§ Work to complete: Where does the string "Checkpoint" occur in the entries below? Copy every line where it does.

§ Recorded data:
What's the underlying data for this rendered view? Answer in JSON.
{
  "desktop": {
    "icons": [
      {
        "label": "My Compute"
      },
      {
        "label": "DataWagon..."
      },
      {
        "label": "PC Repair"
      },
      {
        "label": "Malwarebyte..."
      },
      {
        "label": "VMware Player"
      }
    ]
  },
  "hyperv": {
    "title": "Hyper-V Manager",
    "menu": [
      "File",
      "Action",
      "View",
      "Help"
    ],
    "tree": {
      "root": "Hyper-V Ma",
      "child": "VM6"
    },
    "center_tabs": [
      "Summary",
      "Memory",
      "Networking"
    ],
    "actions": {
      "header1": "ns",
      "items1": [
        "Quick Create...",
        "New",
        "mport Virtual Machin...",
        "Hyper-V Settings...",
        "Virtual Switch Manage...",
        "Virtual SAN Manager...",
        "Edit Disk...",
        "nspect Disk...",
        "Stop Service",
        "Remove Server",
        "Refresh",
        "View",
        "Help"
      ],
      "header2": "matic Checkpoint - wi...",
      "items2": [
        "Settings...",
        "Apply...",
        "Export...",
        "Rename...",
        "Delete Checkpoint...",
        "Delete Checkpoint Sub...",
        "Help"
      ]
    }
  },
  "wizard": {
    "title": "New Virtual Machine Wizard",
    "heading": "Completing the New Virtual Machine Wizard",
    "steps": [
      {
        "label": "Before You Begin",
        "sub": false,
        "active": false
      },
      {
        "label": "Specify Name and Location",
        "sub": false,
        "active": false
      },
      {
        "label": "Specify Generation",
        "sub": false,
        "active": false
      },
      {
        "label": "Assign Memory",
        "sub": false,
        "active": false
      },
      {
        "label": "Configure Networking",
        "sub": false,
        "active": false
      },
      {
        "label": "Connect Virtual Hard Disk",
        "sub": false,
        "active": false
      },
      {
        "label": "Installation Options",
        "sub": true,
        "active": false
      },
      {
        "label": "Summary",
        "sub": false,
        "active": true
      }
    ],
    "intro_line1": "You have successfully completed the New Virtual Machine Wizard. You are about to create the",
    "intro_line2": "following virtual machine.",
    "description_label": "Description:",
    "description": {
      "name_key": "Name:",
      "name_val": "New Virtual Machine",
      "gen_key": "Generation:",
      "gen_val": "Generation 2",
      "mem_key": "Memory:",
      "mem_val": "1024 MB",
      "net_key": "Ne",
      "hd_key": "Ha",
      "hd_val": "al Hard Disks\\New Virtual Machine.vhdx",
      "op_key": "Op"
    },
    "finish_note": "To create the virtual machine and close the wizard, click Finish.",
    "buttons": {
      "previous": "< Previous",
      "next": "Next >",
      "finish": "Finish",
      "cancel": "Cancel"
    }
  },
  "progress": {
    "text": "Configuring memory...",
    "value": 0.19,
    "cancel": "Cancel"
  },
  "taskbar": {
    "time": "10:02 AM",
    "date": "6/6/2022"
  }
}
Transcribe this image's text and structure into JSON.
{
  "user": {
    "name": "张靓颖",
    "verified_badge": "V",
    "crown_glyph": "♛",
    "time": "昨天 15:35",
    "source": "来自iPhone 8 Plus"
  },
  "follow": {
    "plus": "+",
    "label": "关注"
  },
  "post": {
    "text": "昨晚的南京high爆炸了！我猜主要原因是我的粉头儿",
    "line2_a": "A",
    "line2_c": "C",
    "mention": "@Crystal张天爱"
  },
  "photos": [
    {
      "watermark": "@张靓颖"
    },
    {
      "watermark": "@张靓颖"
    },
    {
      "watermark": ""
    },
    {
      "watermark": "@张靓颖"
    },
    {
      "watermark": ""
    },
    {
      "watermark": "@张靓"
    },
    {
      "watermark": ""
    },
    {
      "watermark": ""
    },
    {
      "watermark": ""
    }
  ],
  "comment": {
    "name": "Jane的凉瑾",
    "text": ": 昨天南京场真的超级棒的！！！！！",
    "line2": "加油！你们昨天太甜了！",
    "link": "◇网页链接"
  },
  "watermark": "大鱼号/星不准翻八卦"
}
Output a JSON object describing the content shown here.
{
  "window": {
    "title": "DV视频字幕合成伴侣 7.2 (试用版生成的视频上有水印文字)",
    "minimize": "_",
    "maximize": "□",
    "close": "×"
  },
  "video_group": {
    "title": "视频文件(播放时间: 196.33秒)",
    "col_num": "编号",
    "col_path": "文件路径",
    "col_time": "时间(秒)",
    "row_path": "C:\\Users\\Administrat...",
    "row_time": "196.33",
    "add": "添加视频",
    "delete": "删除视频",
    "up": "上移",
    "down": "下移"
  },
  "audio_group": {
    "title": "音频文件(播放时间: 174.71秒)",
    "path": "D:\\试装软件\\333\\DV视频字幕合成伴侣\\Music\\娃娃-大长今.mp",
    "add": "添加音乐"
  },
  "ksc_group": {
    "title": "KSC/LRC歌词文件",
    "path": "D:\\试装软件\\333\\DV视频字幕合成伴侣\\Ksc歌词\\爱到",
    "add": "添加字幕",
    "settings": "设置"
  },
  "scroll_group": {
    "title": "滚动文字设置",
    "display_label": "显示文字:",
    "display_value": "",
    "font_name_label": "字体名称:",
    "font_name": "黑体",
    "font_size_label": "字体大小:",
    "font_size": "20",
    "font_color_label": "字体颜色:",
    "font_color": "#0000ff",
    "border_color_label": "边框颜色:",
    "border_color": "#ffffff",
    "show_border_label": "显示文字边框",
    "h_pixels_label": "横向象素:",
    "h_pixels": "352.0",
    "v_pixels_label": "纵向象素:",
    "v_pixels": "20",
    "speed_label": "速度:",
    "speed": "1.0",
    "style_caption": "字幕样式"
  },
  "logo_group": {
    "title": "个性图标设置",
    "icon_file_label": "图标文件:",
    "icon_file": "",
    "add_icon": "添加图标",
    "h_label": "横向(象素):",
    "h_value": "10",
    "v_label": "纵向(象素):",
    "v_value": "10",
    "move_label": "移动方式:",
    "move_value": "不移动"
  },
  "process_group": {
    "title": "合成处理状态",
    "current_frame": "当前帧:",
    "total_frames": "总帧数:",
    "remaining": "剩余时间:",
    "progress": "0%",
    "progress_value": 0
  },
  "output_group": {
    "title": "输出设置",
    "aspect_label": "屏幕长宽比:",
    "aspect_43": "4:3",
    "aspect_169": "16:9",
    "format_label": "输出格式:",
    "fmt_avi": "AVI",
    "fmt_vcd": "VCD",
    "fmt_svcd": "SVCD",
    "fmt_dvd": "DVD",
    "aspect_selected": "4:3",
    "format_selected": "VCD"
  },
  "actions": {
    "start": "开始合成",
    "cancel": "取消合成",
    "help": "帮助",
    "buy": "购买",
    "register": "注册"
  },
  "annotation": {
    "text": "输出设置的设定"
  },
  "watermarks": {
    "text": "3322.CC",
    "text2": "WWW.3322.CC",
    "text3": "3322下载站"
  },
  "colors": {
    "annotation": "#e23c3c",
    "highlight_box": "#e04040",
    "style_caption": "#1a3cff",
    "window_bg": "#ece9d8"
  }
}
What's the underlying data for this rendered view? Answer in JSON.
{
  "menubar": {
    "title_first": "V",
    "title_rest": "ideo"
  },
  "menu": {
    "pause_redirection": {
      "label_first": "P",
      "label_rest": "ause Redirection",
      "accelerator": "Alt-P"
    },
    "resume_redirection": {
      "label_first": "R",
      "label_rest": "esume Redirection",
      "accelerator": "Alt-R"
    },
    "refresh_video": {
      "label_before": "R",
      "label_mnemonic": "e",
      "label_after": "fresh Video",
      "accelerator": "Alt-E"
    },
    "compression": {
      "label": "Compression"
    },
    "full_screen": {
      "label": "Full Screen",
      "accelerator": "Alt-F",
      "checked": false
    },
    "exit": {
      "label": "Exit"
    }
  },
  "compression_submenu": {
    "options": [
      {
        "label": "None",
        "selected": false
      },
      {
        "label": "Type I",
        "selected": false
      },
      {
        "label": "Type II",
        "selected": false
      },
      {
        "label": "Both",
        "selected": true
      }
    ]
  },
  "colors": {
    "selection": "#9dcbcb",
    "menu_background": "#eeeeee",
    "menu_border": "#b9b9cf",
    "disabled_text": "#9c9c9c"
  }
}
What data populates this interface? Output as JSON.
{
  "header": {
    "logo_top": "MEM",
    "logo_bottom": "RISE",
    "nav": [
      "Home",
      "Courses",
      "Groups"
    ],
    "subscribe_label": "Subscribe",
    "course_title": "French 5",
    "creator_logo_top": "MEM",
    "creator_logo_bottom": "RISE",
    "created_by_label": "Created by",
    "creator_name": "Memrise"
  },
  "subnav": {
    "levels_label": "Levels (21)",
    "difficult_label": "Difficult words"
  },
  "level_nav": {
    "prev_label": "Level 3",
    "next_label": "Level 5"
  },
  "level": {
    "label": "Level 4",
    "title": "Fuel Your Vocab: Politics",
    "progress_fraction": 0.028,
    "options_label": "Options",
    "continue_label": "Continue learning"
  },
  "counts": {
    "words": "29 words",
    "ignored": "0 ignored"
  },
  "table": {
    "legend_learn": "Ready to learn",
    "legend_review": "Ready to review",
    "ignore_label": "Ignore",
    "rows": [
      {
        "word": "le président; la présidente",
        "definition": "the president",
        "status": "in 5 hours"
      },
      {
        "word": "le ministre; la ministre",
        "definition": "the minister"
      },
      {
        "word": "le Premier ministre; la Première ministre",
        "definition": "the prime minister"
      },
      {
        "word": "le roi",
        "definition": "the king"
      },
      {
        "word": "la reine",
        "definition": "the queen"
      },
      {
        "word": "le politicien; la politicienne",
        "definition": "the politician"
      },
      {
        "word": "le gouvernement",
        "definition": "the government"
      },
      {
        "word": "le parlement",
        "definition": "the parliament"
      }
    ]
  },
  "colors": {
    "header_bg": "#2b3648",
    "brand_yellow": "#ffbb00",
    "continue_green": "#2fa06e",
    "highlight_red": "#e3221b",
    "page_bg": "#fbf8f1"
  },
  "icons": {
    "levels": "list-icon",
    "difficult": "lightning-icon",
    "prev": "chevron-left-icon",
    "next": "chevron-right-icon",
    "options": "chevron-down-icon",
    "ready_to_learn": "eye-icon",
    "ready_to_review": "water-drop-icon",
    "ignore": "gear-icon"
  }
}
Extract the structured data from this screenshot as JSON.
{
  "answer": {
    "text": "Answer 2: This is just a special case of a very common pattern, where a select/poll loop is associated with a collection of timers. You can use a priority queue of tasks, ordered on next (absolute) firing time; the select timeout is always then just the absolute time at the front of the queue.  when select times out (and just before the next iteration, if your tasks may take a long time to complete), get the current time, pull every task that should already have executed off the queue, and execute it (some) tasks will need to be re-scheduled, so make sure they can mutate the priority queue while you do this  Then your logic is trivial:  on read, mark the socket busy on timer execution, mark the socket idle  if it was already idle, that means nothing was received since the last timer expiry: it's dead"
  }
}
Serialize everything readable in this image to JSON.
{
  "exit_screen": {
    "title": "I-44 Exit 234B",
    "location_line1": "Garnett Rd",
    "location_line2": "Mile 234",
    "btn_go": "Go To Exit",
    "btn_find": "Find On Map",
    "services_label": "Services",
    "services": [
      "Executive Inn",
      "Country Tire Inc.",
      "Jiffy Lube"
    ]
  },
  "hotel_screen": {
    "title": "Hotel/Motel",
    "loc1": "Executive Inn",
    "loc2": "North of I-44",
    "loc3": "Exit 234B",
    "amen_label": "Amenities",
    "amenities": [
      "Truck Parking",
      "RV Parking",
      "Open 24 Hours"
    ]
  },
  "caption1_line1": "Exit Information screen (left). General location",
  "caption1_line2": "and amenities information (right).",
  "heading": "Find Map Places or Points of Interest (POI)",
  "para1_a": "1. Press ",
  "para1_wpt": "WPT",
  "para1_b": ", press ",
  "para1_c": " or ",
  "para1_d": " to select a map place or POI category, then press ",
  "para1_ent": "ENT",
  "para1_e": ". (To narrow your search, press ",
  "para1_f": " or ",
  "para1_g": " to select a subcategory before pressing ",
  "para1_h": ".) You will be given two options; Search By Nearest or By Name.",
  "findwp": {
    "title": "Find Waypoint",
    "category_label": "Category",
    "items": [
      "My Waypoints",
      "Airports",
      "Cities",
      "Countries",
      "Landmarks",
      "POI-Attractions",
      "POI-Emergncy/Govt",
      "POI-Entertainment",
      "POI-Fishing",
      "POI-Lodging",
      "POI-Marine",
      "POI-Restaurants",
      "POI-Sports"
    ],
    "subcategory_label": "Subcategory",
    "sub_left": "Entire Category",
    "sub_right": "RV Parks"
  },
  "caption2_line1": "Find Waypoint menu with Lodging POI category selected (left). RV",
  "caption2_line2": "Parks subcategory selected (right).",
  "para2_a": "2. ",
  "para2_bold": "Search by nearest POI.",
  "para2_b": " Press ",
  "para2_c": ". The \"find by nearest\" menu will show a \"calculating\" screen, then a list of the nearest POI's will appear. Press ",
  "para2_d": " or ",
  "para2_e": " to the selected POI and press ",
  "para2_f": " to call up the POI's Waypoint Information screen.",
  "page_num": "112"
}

§ Result of the exercise:
      "header2": "matic Checkpoint - wi...",
        "Delete Checkpoint...",
        "Delete Checkpoint Sub...",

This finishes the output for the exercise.